FAMU administrator Mary Simmons pushes for a tobacco-free campus
Feb 01, 2016 10:55 PM EST
Per the Florida Clean Indoor Air Act, Florida Statutes Title XXIX, Chapter 386.204, the Florida A&M University Multipurpose Center/Teaching Gymnasium is a "smoke-free" facility. Smoking is not permitted in the arena, in any of the seating areas, banquet room, classrooms, hallways or bathrooms. Smoking is permitted only outside the building.
(Photo : Florida Agricultural and Mechanical University Official Site )
The director of the Florida A&M University's School of Allied Health's Division of Cardiopulmonary Science Mary Simmons is allegedly very aware of what smoking and tobacco use would do to a person's heart and lungs, especially African-Americans. With that, Simmons believes that FAMU should be at the forefront to banning smoking and tobacco use.
According to NVS24, Simmons claimed that this notion is something that she has been talking with others on campus since she has been at FAMU for 13 years. She oversees the four-year program that trains respiratory therapists and that she has observed that tobacco has always been marketed to African-Americans.
"This is something that I have been talking about with others on campus," stated Simmons, who has been at FAMU for 13 years. She oversees the four-year program that trains respiratory therapists. "Big Tobacco has always marketed to African-Americans. I have taken care of many patients affected by tobacco.
She then went on to claim, "We've had complaints about second-hand smoke, some faculty have asthma, and are affected. And there's third-hand smoke from that dropped butt. I'm still getting that smoke."
Tallahassee Democrat also mentioned that the director recently secured support from the Faculty Senate in her advocacy to get the university designated a tobacco-free, smoke-free environment. But then, the process of making FAMU smoke and tobacco-free could be for several months and it also requires a considerable amount of talks to address different concerns, such as infringing on smokers' rights, understanding addictions, health concerns and even the reasoning behind bringing the issue to the forefront.
However, Simmons still believes it's time Rattlers became part of the solution against a problem that not only affects students, but also the FAMU faculty and staff. Each year smoking related illnesses claim about 47,000 black lives in America.
Moreover, Simmons also added that the Faculty Senate agreed to proceed with forming an ad hoc committee. This would include a representative of the entire FAMU campus, including union representatives, to discuss the notion, know the proposal and to decide on whether to implement the plan.
And if the body would agree, a final proposal would be approved by the Faculty Senate and would be forwarded to President Elmira Mangum. And if the president approves, it would be forwarded to the board of trustees for approval as it is a policy decision, as reported by USA TODAY.
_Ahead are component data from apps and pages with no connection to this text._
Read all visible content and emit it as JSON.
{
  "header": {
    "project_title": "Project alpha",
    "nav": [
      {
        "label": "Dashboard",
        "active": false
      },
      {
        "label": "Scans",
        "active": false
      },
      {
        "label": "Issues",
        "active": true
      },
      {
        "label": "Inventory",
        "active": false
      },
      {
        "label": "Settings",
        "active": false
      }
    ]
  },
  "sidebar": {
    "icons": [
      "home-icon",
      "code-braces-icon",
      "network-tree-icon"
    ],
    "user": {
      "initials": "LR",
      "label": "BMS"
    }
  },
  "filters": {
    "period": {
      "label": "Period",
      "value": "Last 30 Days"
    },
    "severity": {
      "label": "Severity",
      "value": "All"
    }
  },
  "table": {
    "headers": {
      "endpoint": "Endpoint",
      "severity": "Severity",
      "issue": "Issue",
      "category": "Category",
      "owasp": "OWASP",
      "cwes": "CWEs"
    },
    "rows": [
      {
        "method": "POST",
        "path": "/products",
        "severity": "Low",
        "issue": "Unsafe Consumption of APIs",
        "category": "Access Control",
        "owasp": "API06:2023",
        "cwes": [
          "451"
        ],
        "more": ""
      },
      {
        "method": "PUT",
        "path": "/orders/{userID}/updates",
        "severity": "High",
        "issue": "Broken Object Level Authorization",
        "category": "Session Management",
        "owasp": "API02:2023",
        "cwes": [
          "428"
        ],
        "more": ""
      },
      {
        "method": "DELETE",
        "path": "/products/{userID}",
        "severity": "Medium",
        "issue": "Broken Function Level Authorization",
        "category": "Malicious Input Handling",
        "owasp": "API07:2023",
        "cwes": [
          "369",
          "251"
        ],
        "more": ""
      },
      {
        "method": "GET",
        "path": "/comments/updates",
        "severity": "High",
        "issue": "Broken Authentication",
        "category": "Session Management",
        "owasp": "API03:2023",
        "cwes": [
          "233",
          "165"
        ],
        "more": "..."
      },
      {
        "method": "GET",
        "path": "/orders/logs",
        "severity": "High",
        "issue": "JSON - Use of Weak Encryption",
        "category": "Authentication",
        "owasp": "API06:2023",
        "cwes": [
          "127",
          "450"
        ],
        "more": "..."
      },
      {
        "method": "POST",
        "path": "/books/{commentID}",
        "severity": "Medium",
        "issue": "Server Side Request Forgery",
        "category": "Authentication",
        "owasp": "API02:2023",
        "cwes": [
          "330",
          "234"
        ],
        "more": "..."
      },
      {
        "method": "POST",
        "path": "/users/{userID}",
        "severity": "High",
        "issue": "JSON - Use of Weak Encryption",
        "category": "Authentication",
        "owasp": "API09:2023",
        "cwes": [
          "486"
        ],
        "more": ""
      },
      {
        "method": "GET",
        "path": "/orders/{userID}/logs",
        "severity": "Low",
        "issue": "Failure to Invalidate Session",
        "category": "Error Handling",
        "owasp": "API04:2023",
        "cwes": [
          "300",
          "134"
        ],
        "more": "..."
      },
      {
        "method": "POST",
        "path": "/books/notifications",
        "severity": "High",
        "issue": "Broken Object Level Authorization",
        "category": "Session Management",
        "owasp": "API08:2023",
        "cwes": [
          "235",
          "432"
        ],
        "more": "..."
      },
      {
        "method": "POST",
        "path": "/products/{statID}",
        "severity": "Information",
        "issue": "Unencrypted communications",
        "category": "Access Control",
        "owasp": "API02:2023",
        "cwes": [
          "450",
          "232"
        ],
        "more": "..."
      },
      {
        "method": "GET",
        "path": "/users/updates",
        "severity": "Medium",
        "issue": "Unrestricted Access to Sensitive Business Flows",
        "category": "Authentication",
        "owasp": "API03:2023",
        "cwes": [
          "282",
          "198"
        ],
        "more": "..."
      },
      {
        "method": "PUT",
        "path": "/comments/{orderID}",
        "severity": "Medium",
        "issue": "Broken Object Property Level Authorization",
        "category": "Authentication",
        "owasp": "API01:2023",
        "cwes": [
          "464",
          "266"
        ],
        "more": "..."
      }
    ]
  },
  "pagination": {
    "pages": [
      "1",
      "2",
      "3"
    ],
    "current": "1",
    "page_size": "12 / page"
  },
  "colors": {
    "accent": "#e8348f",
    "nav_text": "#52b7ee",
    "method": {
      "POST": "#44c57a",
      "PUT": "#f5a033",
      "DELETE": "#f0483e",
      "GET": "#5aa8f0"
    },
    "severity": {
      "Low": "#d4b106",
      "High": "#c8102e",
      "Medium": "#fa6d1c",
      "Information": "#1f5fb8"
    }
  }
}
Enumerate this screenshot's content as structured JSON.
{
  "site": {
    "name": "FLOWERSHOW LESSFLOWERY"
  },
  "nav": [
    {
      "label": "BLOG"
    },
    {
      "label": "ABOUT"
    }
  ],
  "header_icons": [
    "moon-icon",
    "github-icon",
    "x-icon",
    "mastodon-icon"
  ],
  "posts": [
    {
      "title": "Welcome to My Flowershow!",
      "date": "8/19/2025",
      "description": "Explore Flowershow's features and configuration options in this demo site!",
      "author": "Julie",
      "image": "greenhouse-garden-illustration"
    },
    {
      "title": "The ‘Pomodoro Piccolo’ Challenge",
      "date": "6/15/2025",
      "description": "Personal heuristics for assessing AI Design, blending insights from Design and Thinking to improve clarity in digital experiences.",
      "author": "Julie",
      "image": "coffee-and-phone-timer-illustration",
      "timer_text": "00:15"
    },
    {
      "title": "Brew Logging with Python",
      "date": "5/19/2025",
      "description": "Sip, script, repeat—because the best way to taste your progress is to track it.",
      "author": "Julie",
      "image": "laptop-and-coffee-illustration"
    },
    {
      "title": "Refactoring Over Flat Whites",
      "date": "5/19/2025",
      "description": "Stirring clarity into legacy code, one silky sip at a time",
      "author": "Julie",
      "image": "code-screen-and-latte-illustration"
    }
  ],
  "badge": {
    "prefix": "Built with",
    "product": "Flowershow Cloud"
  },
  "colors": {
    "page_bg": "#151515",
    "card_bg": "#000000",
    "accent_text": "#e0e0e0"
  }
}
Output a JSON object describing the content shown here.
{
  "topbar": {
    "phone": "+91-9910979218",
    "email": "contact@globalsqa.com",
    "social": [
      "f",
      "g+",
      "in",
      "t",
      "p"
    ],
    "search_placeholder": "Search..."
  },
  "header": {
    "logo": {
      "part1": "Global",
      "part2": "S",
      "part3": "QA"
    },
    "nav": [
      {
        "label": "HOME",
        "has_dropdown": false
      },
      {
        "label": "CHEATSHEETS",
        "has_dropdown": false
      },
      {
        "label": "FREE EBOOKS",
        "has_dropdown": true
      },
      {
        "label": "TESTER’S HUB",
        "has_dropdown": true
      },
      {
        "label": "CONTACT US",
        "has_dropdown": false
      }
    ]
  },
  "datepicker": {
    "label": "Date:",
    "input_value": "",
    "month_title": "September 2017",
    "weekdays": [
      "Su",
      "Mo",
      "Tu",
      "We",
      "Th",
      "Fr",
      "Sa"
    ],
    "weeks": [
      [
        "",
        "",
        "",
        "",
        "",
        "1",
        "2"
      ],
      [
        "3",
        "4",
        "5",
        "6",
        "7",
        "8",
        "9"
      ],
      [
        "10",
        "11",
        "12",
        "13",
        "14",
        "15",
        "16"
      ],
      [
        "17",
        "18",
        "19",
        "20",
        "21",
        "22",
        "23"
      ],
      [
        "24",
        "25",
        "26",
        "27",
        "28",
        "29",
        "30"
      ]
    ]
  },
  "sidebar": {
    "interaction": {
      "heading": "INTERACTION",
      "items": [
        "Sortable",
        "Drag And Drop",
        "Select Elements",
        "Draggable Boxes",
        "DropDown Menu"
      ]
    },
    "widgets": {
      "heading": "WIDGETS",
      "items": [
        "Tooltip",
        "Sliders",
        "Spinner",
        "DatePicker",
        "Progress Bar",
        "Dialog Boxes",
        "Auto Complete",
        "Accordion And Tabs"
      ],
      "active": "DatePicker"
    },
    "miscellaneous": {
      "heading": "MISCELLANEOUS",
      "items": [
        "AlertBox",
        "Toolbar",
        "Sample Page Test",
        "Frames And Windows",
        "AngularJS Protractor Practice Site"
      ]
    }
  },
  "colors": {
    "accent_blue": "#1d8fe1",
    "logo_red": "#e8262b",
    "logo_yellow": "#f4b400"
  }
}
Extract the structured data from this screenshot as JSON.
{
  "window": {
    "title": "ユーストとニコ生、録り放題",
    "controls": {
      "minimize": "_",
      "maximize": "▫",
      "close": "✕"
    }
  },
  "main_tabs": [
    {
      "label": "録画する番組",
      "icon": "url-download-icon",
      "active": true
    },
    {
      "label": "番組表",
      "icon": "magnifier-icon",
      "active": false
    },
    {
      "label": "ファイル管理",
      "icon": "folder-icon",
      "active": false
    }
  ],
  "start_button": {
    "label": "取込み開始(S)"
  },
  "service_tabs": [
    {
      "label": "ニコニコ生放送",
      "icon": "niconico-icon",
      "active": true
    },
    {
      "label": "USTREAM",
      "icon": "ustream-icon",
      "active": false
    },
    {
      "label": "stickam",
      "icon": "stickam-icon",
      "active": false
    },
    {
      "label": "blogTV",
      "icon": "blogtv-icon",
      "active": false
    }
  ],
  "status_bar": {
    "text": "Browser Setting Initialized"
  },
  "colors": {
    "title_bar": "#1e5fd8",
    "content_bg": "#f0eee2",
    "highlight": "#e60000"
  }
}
For now, the proposal may have to go through a lot before the approval for a tobacco-free campus would be implemented. But then,Simmons believe that if the proposal is set to be approved, it could be implemented by the fall.